Douglas Coupland is a clever and resourceful writer. He has to be in Kitten Clone, because the topic of global tech companies is enough to make even the biggest fans of Generation X tune out. The author is well aware of this peril: Coupland approximates shop talk overheard while embedded in the fortress-like laboratories of Bell Labs in New Jersey – one of several outposts of the influential French telecommunications company Alcatel-Lucent – in gradually shrinking font size until it falls off the border of the page. “I guess the point here is to not even try to enter the Himalayas of these Bell Labs minds,” he writes. “You’ll die of intelligence depletion before you’re even a few minutes out of base camp.”
Coupland’s naif routine is a mite disingenuous, belied by the braininess of the book as a whole. By explaining how Alcatel-Lucent and Bell Labs make the internet work, literally – untold miles of cable wound tight around the planet – Coupland is able to expound on how it works, figuratively. He makes a persuasive case that technological advancement has had profound and transformative effects on human biology and neurochemistry. Part travelogue (in addition to the New Jersey labs, Coupland also touches down in Paris, Shanghai, and Kanata, Ontario), part stand-up comedy routine, Kitten Clone is ultimately about our insatiable need for information and the elaborate systems we’ve designed to feed it – and whether, in a Kubrickian twist, we’ve served ourselves up on a platter to our own creations.
Ever mindful of the reader’s pleasure, Coupland loads the book with a variety of ingratiating literary devices, like the second-person narrative about a 19th-century ironmonger who keeps being reincarnated in later eras. (This allows the author to engage in the same kind of speculative/sci-fi coda as Margaret Atwood in Payback, but with more wit).
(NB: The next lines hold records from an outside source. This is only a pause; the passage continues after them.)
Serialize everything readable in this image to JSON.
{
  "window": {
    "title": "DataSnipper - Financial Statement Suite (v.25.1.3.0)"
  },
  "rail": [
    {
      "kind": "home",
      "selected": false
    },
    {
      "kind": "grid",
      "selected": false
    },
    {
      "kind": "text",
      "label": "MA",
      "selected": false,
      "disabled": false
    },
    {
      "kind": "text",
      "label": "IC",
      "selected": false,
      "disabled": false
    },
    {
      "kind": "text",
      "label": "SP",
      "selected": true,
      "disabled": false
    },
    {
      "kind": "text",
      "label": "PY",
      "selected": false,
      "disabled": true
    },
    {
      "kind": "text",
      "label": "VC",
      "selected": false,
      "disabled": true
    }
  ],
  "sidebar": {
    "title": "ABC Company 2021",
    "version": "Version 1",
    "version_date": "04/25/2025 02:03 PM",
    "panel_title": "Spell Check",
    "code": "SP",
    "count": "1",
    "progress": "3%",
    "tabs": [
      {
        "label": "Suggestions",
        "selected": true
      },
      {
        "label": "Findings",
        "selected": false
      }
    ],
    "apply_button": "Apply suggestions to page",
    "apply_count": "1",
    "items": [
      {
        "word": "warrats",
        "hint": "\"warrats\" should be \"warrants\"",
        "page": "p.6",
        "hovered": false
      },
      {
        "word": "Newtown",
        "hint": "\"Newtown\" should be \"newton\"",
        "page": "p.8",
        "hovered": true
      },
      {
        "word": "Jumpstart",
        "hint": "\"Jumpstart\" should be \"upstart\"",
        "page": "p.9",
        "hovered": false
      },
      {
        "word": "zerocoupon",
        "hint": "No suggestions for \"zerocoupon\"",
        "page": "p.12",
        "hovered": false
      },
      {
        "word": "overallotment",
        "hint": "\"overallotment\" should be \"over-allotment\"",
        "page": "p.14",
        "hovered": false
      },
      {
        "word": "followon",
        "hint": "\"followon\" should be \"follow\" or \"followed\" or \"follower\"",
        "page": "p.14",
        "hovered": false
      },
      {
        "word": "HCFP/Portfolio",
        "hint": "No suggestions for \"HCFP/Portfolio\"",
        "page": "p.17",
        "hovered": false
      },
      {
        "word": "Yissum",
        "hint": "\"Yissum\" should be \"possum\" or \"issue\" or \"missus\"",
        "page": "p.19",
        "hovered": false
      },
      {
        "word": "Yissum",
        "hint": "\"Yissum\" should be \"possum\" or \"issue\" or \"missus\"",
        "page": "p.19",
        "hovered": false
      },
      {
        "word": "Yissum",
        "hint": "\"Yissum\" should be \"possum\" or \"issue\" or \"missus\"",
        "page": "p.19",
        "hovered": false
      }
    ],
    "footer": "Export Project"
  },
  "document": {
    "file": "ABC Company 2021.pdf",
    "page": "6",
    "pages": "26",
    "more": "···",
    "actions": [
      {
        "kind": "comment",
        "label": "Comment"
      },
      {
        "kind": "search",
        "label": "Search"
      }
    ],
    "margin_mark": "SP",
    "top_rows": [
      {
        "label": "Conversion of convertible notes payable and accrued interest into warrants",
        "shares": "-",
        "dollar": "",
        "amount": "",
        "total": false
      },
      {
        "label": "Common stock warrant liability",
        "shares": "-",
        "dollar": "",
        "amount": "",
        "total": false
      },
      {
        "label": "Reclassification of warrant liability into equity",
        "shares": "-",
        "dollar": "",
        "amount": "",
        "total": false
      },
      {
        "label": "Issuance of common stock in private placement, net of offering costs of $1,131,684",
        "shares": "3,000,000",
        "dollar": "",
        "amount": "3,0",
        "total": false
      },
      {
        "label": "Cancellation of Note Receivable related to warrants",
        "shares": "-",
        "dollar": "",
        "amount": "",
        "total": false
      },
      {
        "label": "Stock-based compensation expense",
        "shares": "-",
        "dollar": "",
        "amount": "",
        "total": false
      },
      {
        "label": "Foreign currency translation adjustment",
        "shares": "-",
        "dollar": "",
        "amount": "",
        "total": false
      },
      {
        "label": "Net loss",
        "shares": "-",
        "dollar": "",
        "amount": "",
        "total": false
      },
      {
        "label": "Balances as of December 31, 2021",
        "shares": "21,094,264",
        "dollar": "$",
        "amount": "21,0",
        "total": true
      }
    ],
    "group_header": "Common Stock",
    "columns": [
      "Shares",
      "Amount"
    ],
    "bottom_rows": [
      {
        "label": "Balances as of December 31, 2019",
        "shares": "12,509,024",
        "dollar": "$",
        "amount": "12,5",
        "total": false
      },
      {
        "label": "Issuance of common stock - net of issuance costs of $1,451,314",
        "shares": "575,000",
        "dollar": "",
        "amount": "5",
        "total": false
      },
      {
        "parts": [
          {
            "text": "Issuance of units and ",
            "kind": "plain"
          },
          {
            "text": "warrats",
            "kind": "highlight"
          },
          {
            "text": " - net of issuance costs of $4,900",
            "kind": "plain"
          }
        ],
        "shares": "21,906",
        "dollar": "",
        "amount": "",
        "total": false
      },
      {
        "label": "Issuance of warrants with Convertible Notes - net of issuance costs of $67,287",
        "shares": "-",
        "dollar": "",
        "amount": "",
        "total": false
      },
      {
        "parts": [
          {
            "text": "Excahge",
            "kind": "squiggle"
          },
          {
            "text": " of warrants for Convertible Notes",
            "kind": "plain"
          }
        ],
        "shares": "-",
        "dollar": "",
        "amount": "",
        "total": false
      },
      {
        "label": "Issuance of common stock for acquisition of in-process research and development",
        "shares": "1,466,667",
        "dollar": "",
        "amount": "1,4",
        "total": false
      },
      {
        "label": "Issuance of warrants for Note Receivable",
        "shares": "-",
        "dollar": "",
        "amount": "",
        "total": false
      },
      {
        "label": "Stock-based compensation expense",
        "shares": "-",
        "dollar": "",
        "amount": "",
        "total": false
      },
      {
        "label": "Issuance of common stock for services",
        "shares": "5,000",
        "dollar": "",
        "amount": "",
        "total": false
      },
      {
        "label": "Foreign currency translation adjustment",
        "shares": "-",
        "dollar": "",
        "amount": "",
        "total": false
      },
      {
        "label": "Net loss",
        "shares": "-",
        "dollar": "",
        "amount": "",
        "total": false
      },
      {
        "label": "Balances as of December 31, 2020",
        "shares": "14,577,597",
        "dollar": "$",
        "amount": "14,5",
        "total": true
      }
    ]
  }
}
The decision to litter the book with on-location photographs by Olivia Arthur is also wise. There’s something reassuring about seeing that the big brains rewiring our collective consciousness reside in the bodies of people who use Kleenex and hand sanitizer and wear flip-flops to the office, and that said offices still bear the scars and stains of human clutter.